When you are all finished, and the sides of your case are sewn up, and the ends trimmed or sewn in. Slip your phone inside and enjoy. If you use wool, and your phone has a propensity to heat up, I would not recommend leaving the phone turned on when in the case.
I’ve used my case for over a week now, and had no issues with the phone overheating, or with scratches getting through the fabric. However, I will also admit that I don’t use the phone that often anyway.
Update: If you live in an area with highly granular dust, you will want to wash your knitted phone case every month. It will collect dust, and that can scratch your screen if the case is not washed. Most North American areas are not as bad for granular dust as Israel, however.
Will a Knitted Phone Case Last?
Yes and no. It depends on your yarn choices, tension, and how often the phone is pulled out of your bag, or pocket, by the case.
My knitted phone case, from worsted weight woolen yarn, lasted two years of daily use. At the end of that time, the colors had faded, the yarn was worn through in some places, and the drawstring had worn most of the eyelets out of the top of the case. This was fine. It lasted how long I needed it to last.
My biggest phone use was as a pedometer. So, I was pulling my phone out of my pocket, or side-pocket on my backpack, while walking, multiple times an hour. This caused the knitted phone case’s eyelets to wear out quickest. I was also keeping my bus-pass in the case, with the phone, so that caused more wear.
Other Simple Knits:
I’ve enjoyed finding other simple knitting projects recently, to attempt to teach my husband to knit. For teaching guys, I lean toward simple plain knit projects that can be done in a day. It’s not that guys have shorter attention spans, but that I only have so much patience to teach. The other thing is that, in learning, the quicker the first victory (project finished), the easier it is to talk them into future projects.
In my family, socks are traditionally knit up by the guys (hello Scottish background). However, I’m not sure if I can talk my husband into trying to knit socks yet… However, a good book to check out for simple knitting patterns is this one. I’ve started working through a few of their patterns, and love the “worm scarf” idea. I think I need to make that for a niece!
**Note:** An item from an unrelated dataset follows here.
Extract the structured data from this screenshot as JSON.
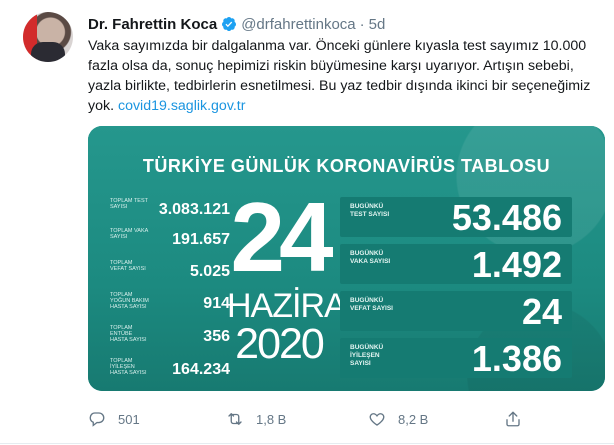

Have I made another knitted phone case? Not yet, but I have an idea for one which will be more practical for the use I would have. But, for that, I’ll have to get another phone. The inexpensive one I got in March 2016 barely made it through May 2018. But, it was just long enough, just like the case!